What has the Army done?
Army installations continue to participate in National Alcohol Screening Day as part of its month- long observances of National Alcohol Prevention Awareness Month. While the screenings are typically only open to Soldiers, other April observance activities provide information, resources and inspiration to all Soldiers, Department of the Army (DA) civilians and family members.
What continued efforts does the Army have planned for the future?
The Army Substance Abuse Program exists to ensure all Soldiers, DA civilians and family members feel they have access to the resources and support they need to address any concerns they might have regarding alcohol and/or substance abuse. The program will continue to evaluate its effectiveness, adjusting programs, policies and procedures as necessary to meet varying demands. One such adjustment is the launch of myPRIME Army-wide later this year, the online self-assessment and intervention training tool that will allow all those who self-refer to anonymously assess their personal challenges with alcohol and/or substance abuse and explore ways and means to successfully overcome those challenges.
Why is this important to the Army?
The Army recognizes that the abuse of alcohol by military and civilian personnel is inconsistent with the high standards of performance, discipline, and readiness necessary to accomplish the Army mission. Alcohol abuse has no place in America's Army and will not be tolerated.
It is our job as an Army to ensure our Army family is armed with the tools necessary maintain personal resiliency in the face of adversity. ASAP resources will continue to focus on resiliency and the positive life-coping skills of our Army family in an effort to not only lower incidents of alcohol abuse, but to enhance the quality of life for our entire Army community.
Screening for Mental Health, Inc

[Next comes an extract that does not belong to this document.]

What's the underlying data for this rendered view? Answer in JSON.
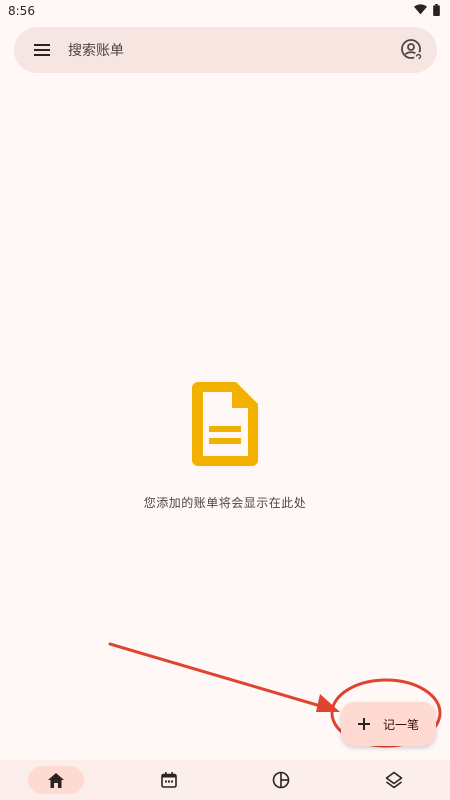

Military Mental Health Screening Program
Online screening tools
Army Substance Abuse Program (ACSAP) website
STAND-TO!: Army Substance Abuse Program

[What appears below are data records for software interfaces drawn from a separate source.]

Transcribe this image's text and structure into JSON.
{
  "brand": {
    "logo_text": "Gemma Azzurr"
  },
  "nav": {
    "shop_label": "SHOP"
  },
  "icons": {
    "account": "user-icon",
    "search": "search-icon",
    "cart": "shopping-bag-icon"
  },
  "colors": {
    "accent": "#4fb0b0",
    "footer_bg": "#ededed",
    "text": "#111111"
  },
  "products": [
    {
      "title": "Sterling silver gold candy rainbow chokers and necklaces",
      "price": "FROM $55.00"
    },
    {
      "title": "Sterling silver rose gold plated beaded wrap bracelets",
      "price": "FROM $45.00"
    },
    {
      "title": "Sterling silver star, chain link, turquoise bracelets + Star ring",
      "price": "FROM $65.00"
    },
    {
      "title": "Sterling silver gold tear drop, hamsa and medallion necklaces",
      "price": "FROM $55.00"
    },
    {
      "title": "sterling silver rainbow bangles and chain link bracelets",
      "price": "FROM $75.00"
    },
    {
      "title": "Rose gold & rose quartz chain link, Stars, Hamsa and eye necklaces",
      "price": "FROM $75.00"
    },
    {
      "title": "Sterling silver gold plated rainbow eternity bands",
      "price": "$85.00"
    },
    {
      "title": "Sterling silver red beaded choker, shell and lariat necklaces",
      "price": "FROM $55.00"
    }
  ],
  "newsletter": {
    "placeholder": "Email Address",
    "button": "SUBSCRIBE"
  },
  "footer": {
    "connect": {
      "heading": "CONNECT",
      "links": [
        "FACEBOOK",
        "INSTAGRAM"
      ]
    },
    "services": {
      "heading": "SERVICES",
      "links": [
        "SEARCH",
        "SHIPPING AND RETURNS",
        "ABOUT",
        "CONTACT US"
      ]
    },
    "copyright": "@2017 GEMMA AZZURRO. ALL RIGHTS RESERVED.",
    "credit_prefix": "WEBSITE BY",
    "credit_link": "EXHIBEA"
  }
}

External Links Disclaimer - The appearance of hyperlinks to external sites does not constitute endorsement by the Department of the U.S. Army of the linked web site or the information, products or services contained therein. For other than authorized activities such as military exchanges and Morale, Welfare and Recreation sites, the Department of the U.S. Army does not exercise any editorial control over the information you may find at these locations. Such links are provided consistent with the stated purpose of this DoD web site.